Studies show that to see clearly, the average 60-year-old person needs at least three times the amount of light as the average 20-year-old. To compensate for changes in aging pupils, use proper illumination. For example, you can increase the amount of ambient light throughout your home, use individual lights—or task lighting—for specific activities, or avoid glare, which can be disorienting, by using lamp shades to diffuse lighting instead of bare bulbs or clear shades .
For losses in up-close vision, use reading glasses, bifocals, trifocals, progressive lenses (no lines) or contact lenses, or shine additional light on close work materials to enhance your eyesight.
To help alleviate the effects of minor lens yellowing, use halogen or fluorescent bulbs specifically designed to improve color rendering; bulbs with a color-rendering index (CRI) above 80 may best help. In your home, use warm contrasting colors such as yellow, orange and red to help you know where things are and to make it easier to perform daily activities.
Studies show that a good diet may help protect the lens of the eye and reduce the risk of certain lens conditions that diminish sight. Vitamins A, C and E and minerals like copper and zinc are essential to eyesight. Anthocyanin-rich blueberries, grapes and goji berries have antioxidant and anti-inflammatory properties that can help improve your vision.
DHA, a fatty acid found in coldwater fish such as wild salmon, sardines and mackerel, provides structural support to cell membranes to boost eye health.

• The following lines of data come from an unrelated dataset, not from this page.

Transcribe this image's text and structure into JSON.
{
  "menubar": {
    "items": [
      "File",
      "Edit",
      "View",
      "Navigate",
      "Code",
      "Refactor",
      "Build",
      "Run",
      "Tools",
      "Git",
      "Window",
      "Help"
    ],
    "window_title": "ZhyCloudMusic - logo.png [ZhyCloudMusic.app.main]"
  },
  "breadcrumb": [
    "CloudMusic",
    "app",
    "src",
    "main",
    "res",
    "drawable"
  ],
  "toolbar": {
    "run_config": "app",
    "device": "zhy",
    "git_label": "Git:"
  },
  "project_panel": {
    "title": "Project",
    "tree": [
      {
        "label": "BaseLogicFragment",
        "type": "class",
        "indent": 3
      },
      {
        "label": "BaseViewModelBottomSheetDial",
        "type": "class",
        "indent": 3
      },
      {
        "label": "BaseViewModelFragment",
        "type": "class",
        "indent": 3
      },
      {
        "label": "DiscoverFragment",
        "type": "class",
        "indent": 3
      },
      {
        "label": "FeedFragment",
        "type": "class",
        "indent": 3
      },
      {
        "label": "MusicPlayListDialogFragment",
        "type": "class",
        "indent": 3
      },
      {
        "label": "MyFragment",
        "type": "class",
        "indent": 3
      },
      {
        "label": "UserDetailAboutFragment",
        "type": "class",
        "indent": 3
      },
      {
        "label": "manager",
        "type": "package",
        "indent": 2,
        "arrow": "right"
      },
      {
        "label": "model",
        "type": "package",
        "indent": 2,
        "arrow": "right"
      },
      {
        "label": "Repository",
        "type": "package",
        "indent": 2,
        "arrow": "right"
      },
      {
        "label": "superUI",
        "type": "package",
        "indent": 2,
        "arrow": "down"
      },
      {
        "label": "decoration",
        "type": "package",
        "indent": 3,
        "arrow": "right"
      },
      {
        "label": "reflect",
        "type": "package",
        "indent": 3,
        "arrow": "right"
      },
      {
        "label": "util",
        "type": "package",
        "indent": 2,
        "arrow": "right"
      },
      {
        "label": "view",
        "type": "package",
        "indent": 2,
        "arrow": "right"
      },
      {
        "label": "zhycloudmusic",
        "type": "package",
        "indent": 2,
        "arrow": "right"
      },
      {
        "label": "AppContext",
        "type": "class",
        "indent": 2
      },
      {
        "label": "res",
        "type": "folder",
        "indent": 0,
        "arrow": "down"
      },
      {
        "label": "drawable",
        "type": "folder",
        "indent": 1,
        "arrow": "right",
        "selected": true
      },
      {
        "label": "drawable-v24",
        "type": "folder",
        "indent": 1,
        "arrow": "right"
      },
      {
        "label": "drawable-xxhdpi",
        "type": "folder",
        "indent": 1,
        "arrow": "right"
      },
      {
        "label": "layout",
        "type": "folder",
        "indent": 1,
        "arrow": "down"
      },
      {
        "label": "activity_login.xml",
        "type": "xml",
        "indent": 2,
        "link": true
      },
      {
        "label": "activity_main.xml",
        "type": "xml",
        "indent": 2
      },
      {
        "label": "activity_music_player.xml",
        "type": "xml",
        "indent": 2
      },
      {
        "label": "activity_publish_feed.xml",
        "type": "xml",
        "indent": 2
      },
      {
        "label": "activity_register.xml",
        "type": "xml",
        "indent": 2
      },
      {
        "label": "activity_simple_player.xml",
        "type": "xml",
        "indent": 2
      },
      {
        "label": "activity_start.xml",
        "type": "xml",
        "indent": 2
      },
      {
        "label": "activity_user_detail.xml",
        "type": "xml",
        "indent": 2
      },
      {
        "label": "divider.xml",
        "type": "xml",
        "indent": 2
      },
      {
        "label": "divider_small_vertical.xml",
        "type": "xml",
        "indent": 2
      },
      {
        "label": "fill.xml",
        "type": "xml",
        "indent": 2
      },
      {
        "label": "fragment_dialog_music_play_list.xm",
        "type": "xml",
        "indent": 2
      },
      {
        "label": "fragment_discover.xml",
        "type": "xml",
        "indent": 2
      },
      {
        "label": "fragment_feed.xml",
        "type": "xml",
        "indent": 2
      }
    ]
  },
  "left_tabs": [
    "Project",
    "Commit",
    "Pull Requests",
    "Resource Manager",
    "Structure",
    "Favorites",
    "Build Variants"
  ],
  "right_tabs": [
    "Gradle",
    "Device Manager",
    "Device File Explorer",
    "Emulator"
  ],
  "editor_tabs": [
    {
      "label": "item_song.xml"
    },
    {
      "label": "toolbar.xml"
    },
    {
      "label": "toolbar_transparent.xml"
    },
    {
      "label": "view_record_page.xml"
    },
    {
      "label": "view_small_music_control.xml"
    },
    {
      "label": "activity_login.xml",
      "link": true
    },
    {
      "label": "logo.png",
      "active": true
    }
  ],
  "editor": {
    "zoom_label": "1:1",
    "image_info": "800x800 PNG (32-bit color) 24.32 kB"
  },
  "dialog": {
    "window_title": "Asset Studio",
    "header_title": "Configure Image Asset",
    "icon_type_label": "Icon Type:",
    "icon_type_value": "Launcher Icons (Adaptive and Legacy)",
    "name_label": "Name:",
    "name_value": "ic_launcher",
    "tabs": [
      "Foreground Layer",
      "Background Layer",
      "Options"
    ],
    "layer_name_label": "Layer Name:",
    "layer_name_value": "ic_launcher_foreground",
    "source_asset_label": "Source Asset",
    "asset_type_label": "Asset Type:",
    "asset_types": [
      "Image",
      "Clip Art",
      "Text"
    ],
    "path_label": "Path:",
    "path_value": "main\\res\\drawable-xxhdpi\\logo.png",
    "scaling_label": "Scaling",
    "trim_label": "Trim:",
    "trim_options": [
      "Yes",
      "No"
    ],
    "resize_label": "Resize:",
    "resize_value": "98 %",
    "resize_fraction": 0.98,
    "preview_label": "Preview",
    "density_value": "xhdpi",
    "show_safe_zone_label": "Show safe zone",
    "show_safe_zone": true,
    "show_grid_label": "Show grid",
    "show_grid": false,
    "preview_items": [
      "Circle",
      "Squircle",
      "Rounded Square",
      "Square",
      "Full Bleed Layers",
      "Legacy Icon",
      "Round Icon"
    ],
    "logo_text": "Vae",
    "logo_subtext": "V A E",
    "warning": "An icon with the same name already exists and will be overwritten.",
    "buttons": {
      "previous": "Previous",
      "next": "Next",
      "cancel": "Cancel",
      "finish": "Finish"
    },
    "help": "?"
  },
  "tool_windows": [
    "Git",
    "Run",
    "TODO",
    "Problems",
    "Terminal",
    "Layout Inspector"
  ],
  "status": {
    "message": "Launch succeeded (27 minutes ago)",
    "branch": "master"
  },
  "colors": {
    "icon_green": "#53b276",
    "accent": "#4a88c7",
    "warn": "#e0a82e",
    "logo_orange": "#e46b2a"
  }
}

While exercising your whole body can help improve eye health, you can also work on just your eyes. Simple exercises to help maintain optimal vision include placing warm palms against your eyes for five seconds, rolling your eyes clockwise 10 times and then counterclockwise 10 times, and focusing your eyes on an object such as a pen at arm’s length, then moving it closer and farther. Perform these exercises first thing in the morning, before bedtime or any time your eyes feel fatigued.